This way we decided to compare two systems with a similar price for the CPU + motherboard combo, quoted on the same store (Newegg.com). With Athlon II X4 620 costing USD 107.99 and the motherboard we picked (Biostar TA785GE 128 M) costing USD 80, we had a budget of USD 187.99 to buy an Intel counterpart. Since we were using a motherboard with integrated graphics, we had to pick a similar product on the Intel side, and we ended up choosing Intel DG45ID motherboard (based on the Intel G45 chipset), that costs USD 99.99, leaving us with USD 88 to choose a CPU. The CPU from Intel that most matched this budget was Pentium E6300, which we bought for USD 84.
Now we had two systems with comparable costs, since memories, hard drive, etc were the same. But there was still one important detail. For several of the tests – especially gaming – we were going to rely on the motherboard integrated video, meaning that in fact we were going to measure the motherboard video performance, not the CPU performance.
To overcome this issue, we decided to perform two tests with each CPU: first with the on-board video, and then disabling the on-board video and installing a mid-range video card (a GeForce 9600 GT was chosen for this task). This way we could easily simulate the scenario where the user installed these CPUs with a “real” video card, allowing us to compare the performance exclusively from the CPU, not putting the motherboard performance into the equation. It is important to note that under this scenario we were still comparing two systems with practically the same price.

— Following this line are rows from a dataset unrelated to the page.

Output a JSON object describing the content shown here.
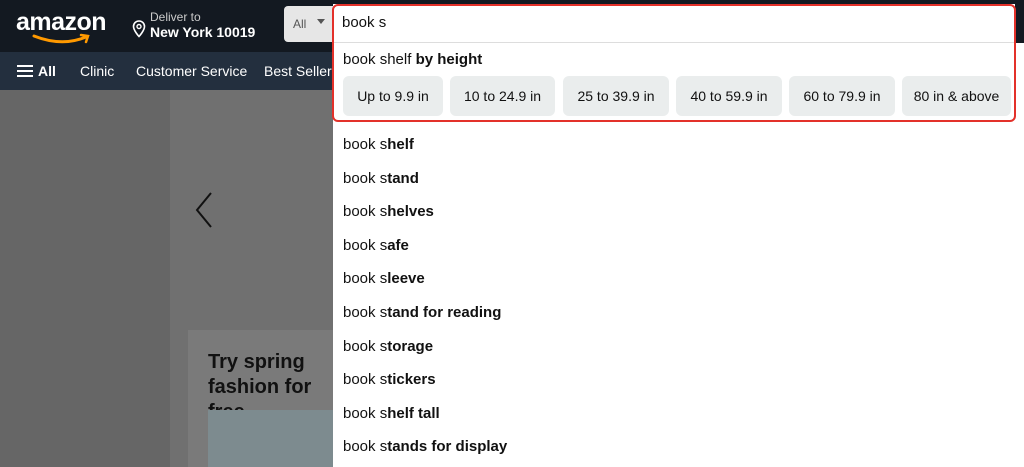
{
  "header": {
    "logo_text": "amazon",
    "deliver_label": "Deliver to",
    "deliver_location": "New York 10019",
    "search_category": "All",
    "search_value": "book s"
  },
  "nav": {
    "all_label": "All",
    "items": [
      "Clinic",
      "Customer Service",
      "Best Sellers"
    ]
  },
  "background": {
    "card_title": "Try spring fashion for free"
  },
  "dropdown": {
    "featured": {
      "prefix": "book shelf",
      "suffix": "by height"
    },
    "chips": [
      "Up to 9.9 in",
      "10 to 24.9 in",
      "25 to 39.9 in",
      "40 to 59.9 in",
      "60 to 79.9 in",
      "80 in & above"
    ],
    "suggestion_prefix": "book s",
    "suggestions": [
      {
        "typed": "book s",
        "completion": "helf"
      },
      {
        "typed": "book s",
        "completion": "tand"
      },
      {
        "typed": "book s",
        "completion": "helves"
      },
      {
        "typed": "book s",
        "completion": "afe"
      },
      {
        "typed": "book s",
        "completion": "leeve"
      },
      {
        "typed": "book s",
        "completion": "tand for reading"
      },
      {
        "typed": "book s",
        "completion": "torage"
      },
      {
        "typed": "book s",
        "completion": "tickers"
      },
      {
        "typed": "book s",
        "completion": "helf tall"
      },
      {
        "typed": "book s",
        "completion": "tands for display"
      }
    ]
  },
  "colors": {
    "header_bg": "#131921",
    "nav_bg": "#232f3e",
    "highlight_border": "#e3312a",
    "chip_bg": "#eaeded",
    "logo_smile": "#ff9900"
  }
}
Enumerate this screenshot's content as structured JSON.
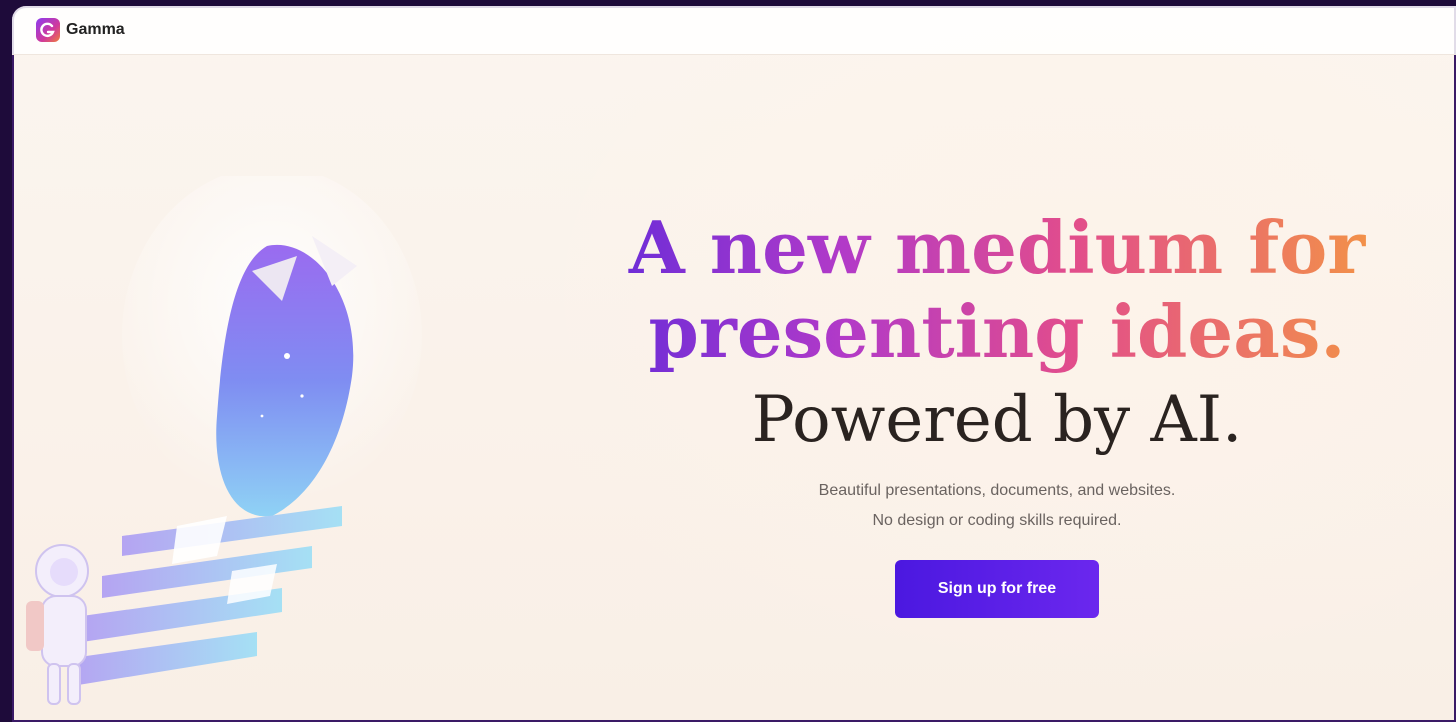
{
  "app": {
    "name": "Gamma"
  },
  "hero": {
    "headline_line1": "A new medium for",
    "headline_line2": "presenting ideas.",
    "powered": "Powered by AI.",
    "sub_line1": "Beautiful presentations, documents, and websites.",
    "sub_line2": "No design or coding skills required."
  },
  "cta": {
    "label": "Sign up for free"
  },
  "colors": {
    "outer_bg": "#1e0b3a",
    "cta": "#5a1ee8",
    "gradient_start": "#6b2cd8",
    "gradient_end": "#f39446"
  },
  "icons": {
    "logo": "gamma-logo-icon"
  }
}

This way this will be a very interesting review were we will cover both scenarios: users using on-board video and users using a “real” video card.Before going to our results, let’s compare the main specs from the two CPUs included in this review.